* How to complete this task
Using the listing below, show all lines that hold the word "domain".

* Listed records
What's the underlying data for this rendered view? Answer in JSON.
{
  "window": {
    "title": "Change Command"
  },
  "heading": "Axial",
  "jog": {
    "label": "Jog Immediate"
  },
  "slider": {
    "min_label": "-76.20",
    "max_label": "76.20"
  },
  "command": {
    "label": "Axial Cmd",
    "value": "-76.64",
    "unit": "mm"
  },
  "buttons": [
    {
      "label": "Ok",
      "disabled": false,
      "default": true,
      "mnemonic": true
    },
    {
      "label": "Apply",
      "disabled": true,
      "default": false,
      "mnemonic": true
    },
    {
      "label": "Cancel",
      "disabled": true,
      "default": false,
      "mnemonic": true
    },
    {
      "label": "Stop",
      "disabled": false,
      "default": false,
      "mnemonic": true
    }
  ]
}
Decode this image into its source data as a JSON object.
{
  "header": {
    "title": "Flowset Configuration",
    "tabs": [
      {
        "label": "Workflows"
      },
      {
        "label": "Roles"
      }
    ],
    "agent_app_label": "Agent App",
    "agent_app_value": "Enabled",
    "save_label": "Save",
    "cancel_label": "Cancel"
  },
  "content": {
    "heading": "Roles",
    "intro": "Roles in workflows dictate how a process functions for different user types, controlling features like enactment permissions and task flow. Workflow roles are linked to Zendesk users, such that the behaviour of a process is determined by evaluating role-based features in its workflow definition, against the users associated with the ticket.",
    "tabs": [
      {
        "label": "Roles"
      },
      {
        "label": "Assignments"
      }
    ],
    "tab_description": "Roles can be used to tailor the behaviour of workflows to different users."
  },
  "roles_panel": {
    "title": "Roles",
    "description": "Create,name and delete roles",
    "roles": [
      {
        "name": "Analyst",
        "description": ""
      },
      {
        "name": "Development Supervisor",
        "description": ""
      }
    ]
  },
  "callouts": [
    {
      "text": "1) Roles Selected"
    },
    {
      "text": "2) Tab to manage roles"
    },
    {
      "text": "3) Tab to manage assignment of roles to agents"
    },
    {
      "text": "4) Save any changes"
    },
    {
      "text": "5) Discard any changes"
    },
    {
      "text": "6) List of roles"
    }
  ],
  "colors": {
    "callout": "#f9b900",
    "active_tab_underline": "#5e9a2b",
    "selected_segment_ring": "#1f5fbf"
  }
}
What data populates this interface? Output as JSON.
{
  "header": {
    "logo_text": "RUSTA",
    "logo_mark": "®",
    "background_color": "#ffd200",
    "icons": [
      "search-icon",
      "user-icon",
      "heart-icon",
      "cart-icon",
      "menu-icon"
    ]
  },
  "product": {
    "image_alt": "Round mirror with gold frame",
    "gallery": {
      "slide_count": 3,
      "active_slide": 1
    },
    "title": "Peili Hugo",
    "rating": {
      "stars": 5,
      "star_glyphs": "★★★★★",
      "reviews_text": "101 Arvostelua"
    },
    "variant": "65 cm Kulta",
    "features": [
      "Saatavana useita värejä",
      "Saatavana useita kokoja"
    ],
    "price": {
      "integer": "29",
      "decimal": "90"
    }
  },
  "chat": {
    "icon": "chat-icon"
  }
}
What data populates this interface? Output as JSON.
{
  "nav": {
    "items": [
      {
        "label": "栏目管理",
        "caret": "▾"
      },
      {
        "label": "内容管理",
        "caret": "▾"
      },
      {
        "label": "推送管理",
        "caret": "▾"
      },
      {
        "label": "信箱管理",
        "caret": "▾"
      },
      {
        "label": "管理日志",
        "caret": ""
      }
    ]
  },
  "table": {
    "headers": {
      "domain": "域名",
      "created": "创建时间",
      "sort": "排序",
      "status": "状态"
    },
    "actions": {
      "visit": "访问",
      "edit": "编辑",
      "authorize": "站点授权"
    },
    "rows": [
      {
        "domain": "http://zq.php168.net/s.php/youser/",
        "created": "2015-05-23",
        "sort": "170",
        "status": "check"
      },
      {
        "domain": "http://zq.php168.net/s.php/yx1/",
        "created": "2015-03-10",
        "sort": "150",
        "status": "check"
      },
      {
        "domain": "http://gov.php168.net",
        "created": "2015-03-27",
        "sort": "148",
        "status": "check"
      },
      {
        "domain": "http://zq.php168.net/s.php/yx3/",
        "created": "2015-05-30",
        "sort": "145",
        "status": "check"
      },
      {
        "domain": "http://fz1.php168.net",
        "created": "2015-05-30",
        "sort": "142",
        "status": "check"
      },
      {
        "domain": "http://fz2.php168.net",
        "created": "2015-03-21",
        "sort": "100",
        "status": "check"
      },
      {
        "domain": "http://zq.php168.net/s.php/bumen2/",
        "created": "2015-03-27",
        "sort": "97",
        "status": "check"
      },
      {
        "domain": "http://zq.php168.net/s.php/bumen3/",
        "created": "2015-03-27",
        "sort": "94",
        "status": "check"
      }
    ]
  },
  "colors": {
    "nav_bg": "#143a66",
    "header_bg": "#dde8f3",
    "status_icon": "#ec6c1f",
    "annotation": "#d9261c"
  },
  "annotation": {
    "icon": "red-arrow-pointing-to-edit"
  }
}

* Output of the task
      "domain": "域名",
        "domain": "http://zq.php168.net/s.php/youser/",
        "domain": "http://zq.php168.net/s.php/yx1/",
        "domain": "http://gov.php168.net",
        "domain": "http://zq.php168.net/s.php/yx3/",
        "domain": "http://fz1.php168.net",
        "domain": "http://fz2.php168.net",
        "domain": "http://zq.php168.net/s.php/bumen2/",
        "domain": "http://zq.php168.net/s.php/bumen3/",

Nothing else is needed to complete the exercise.